◆ **Activity**
Your output must be a faithful copy of the listing underneath.

◆ **Stored data**
- Opening Delimiter -

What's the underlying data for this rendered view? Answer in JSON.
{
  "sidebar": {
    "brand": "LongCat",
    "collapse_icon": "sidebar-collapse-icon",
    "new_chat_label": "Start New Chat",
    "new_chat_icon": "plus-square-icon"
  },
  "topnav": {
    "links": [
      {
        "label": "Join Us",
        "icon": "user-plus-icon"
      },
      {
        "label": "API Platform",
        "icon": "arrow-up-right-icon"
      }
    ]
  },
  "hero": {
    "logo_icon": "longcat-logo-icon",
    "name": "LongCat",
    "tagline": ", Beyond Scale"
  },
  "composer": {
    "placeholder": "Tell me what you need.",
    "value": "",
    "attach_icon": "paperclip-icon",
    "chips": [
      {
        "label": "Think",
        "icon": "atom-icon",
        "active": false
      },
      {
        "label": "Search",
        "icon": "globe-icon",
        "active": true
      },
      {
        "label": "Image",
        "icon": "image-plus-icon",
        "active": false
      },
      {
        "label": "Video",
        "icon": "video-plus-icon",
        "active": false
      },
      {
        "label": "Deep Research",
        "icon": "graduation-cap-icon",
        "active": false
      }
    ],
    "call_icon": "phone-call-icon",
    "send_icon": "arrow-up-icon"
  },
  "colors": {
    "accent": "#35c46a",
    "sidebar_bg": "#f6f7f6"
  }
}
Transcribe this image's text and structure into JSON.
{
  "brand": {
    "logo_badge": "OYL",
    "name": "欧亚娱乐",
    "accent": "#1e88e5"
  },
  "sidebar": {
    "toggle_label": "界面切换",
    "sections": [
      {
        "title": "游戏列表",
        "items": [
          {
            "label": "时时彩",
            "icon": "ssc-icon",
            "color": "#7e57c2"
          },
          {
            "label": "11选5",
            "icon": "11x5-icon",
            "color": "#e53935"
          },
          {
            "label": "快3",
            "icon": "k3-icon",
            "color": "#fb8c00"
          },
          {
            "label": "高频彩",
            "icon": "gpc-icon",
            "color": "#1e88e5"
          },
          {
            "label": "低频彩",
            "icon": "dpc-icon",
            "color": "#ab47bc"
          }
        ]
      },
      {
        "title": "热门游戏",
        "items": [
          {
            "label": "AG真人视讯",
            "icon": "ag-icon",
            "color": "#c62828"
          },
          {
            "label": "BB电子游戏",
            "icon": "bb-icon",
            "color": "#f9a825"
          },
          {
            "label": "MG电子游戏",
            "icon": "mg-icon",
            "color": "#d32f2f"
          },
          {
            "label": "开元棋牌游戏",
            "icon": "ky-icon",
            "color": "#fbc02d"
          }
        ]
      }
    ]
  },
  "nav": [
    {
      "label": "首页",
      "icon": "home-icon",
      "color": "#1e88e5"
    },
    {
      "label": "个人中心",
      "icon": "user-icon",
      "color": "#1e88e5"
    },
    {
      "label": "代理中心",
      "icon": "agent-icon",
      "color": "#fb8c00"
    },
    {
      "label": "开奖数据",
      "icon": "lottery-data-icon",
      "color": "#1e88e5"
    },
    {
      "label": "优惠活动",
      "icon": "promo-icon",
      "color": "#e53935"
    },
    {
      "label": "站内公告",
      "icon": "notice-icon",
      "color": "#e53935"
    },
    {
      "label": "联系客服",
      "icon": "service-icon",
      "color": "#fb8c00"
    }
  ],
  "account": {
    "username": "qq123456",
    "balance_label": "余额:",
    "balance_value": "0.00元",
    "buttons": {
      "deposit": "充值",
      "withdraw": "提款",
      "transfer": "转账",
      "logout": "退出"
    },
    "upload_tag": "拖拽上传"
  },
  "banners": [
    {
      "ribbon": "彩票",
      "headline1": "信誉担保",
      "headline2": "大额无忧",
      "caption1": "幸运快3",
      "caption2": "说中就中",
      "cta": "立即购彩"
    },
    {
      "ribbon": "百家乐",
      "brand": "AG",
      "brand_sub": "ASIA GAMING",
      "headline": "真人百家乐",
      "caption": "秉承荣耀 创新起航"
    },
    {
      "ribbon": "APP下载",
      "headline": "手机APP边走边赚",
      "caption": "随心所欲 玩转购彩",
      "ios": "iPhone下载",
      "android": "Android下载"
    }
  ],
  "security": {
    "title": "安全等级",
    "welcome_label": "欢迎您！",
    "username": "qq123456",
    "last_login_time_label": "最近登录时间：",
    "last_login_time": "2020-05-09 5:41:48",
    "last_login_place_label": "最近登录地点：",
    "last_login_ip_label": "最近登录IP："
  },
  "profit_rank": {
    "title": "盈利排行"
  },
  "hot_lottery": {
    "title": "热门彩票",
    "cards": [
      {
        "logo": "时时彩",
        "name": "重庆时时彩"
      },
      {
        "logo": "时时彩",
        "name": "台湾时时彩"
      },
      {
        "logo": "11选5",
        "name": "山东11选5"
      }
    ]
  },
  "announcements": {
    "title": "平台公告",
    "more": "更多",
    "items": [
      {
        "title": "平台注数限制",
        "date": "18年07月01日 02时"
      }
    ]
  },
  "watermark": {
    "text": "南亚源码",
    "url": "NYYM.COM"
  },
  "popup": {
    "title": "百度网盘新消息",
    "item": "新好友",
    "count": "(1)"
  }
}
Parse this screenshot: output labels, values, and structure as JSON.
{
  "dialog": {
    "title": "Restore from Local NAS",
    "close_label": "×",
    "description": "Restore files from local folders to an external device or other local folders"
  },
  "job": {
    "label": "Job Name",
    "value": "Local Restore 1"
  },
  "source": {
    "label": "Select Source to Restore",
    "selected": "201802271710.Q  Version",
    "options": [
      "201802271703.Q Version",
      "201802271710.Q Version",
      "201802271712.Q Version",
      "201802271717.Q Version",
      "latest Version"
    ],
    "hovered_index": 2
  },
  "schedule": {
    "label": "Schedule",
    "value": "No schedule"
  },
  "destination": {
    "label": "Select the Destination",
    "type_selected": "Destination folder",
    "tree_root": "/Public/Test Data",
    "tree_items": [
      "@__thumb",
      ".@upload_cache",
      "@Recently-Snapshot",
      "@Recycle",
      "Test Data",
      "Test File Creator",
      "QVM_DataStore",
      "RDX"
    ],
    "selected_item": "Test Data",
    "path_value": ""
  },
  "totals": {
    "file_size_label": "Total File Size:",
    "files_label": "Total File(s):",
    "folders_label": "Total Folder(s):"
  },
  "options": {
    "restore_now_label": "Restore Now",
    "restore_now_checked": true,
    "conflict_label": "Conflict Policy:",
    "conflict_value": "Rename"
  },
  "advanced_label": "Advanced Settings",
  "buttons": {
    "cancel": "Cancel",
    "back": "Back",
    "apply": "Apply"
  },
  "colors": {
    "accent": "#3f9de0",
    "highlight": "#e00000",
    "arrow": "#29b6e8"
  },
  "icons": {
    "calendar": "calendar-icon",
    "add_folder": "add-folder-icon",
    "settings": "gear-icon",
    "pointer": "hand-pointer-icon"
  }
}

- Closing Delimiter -

◆ **Answer to this exercise**
What's the underlying data for this rendered view? Answer in JSON.
{
  "sidebar": {
    "brand": "LongCat",
    "collapse_icon": "sidebar-collapse-icon",
    "new_chat_label": "Start New Chat",
    "new_chat_icon": "plus-square-icon"
  },
  "topnav": {
    "links": [
      {
        "label": "Join Us",
        "icon": "user-plus-icon"
      },
      {
        "label": "API Platform",
        "icon": "arrow-up-right-icon"
      }
    ]
  },
  "hero": {
    "logo_icon": "longcat-logo-icon",
    "name": "LongCat",
    "tagline": ", Beyond Scale"
  },
  "composer": {
    "placeholder": "Tell me what you need.",
    "value": "",
    "attach_icon": "paperclip-icon",
    "chips": [
      {
        "label": "Think",
        "icon": "atom-icon",
        "active": false
      },
      {
        "label": "Search",
        "icon": "globe-icon",
        "active": true
      },
      {
        "label": "Image",
        "icon": "image-plus-icon",
        "active": false
      },
      {
        "label": "Video",
        "icon": "video-plus-icon",
        "active": false
      },
      {
        "label": "Deep Research",
        "icon": "graduation-cap-icon",
        "active": false
      }
    ],
    "call_icon": "phone-call-icon",
    "send_icon": "arrow-up-icon"
  },
  "colors": {
    "accent": "#35c46a",
    "sidebar_bg": "#f6f7f6"
  }
}
Transcribe this image's text and structure into JSON.
{
  "brand": {
    "logo_badge": "OYL",
    "name": "欧亚娱乐",
    "accent": "#1e88e5"
  },
  "sidebar": {
    "toggle_label": "界面切换",
    "sections": [
      {
        "title": "游戏列表",
        "items": [
          {
            "label": "时时彩",
            "icon": "ssc-icon",
            "color": "#7e57c2"
          },
          {
            "label": "11选5",
            "icon": "11x5-icon",
            "color": "#e53935"
          },
          {
            "label": "快3",
            "icon": "k3-icon",
            "color": "#fb8c00"
          },
          {
            "label": "高频彩",
            "icon": "gpc-icon",
            "color": "#1e88e5"
          },
          {
            "label": "低频彩",
            "icon": "dpc-icon",
            "color": "#ab47bc"
          }
        ]
      },
      {
        "title": "热门游戏",
        "items": [
          {
            "label": "AG真人视讯",
            "icon": "ag-icon",
            "color": "#c62828"
          },
          {
            "label": "BB电子游戏",
            "icon": "bb-icon",
            "color": "#f9a825"
          },
          {
            "label": "MG电子游戏",
            "icon": "mg-icon",
            "color": "#d32f2f"
          },
          {
            "label": "开元棋牌游戏",
            "icon": "ky-icon",
            "color": "#fbc02d"
          }
        ]
      }
    ]
  },
  "nav": [
    {
      "label": "首页",
      "icon": "home-icon",
      "color": "#1e88e5"
    },
    {
      "label": "个人中心",
      "icon": "user-icon",
      "color": "#1e88e5"
    },
    {
      "label": "代理中心",
      "icon": "agent-icon",
      "color": "#fb8c00"
    },
    {
      "label": "开奖数据",
      "icon": "lottery-data-icon",
      "color": "#1e88e5"
    },
    {
      "label": "优惠活动",
      "icon": "promo-icon",
      "color": "#e53935"
    },
    {
      "label": "站内公告",
      "icon": "notice-icon",
      "color": "#e53935"
    },
    {
      "label": "联系客服",
      "icon": "service-icon",
      "color": "#fb8c00"
    }
  ],
  "account": {
    "username": "qq123456",
    "balance_label": "余额:",
    "balance_value": "0.00元",
    "buttons": {
      "deposit": "充值",
      "withdraw": "提款",
      "transfer": "转账",
      "logout": "退出"
    },
    "upload_tag": "拖拽上传"
  },
  "banners": [
    {
      "ribbon": "彩票",
      "headline1": "信誉担保",
      "headline2": "大额无忧",
      "caption1": "幸运快3",
      "caption2": "说中就中",
      "cta": "立即购彩"
    },
    {
      "ribbon": "百家乐",
      "brand": "AG",
      "brand_sub": "ASIA GAMING",
      "headline": "真人百家乐",
      "caption": "秉承荣耀 创新起航"
    },
    {
      "ribbon": "APP下载",
      "headline": "手机APP边走边赚",
      "caption": "随心所欲 玩转购彩",
      "ios": "iPhone下载",
      "android": "Android下载"
    }
  ],
  "security": {
    "title": "安全等级",
    "welcome_label": "欢迎您！",
    "username": "qq123456",
    "last_login_time_label": "最近登录时间：",
    "last_login_time": "2020-05-09 5:41:48",
    "last_login_place_label": "最近登录地点：",
    "last_login_ip_label": "最近登录IP："
  },
  "profit_rank": {
    "title": "盈利排行"
  },
  "hot_lottery": {
    "title": "热门彩票",
    "cards": [
      {
        "logo": "时时彩",
        "name": "重庆时时彩"
      },
      {
        "logo": "时时彩",
        "name": "台湾时时彩"
      },
      {
        "logo": "11选5",
        "name": "山东11选5"
      }
    ]
  },
  "announcements": {
    "title": "平台公告",
    "more": "更多",
    "items": [
      {
        "title": "平台注数限制",
        "date": "18年07月01日 02时"
      }
    ]
  },
  "watermark": {
    "text": "南亚源码",
    "url": "NYYM.COM"
  },
  "popup": {
    "title": "百度网盘新消息",
    "item": "新好友",
    "count": "(1)"
  }
}
Parse this screenshot: output labels, values, and structure as JSON.
{
  "dialog": {
    "title": "Restore from Local NAS",
    "close_label": "×",
    "description": "Restore files from local folders to an external device or other local folders"
  },
  "job": {
    "label": "Job Name",
    "value": "Local Restore 1"
  },
  "source": {
    "label": "Select Source to Restore",
    "selected": "201802271710.Q  Version",
    "options": [
      "201802271703.Q Version",
      "201802271710.Q Version",
      "201802271712.Q Version",
      "201802271717.Q Version",
      "latest Version"
    ],
    "hovered_index": 2
  },
  "schedule": {
    "label": "Schedule",
    "value": "No schedule"
  },
  "destination": {
    "label": "Select the Destination",
    "type_selected": "Destination folder",
    "tree_root": "/Public/Test Data",
    "tree_items": [
      "@__thumb",
      ".@upload_cache",
      "@Recently-Snapshot",
      "@Recycle",
      "Test Data",
      "Test File Creator",
      "QVM_DataStore",
      "RDX"
    ],
    "selected_item": "Test Data",
    "path_value": ""
  },
  "totals": {
    "file_size_label": "Total File Size:",
    "files_label": "Total File(s):",
    "folders_label": "Total Folder(s):"
  },
  "options": {
    "restore_now_label": "Restore Now",
    "restore_now_checked": true,
    "conflict_label": "Conflict Policy:",
    "conflict_value": "Rename"
  },
  "advanced_label": "Advanced Settings",
  "buttons": {
    "cancel": "Cancel",
    "back": "Back",
    "apply": "Apply"
  },
  "colors": {
    "accent": "#3f9de0",
    "highlight": "#e00000",
    "arrow": "#29b6e8"
  },
  "icons": {
    "calendar": "calendar-icon",
    "add_folder": "add-folder-icon",
    "settings": "gear-icon",
    "pointer": "hand-pointer-icon"
  }
}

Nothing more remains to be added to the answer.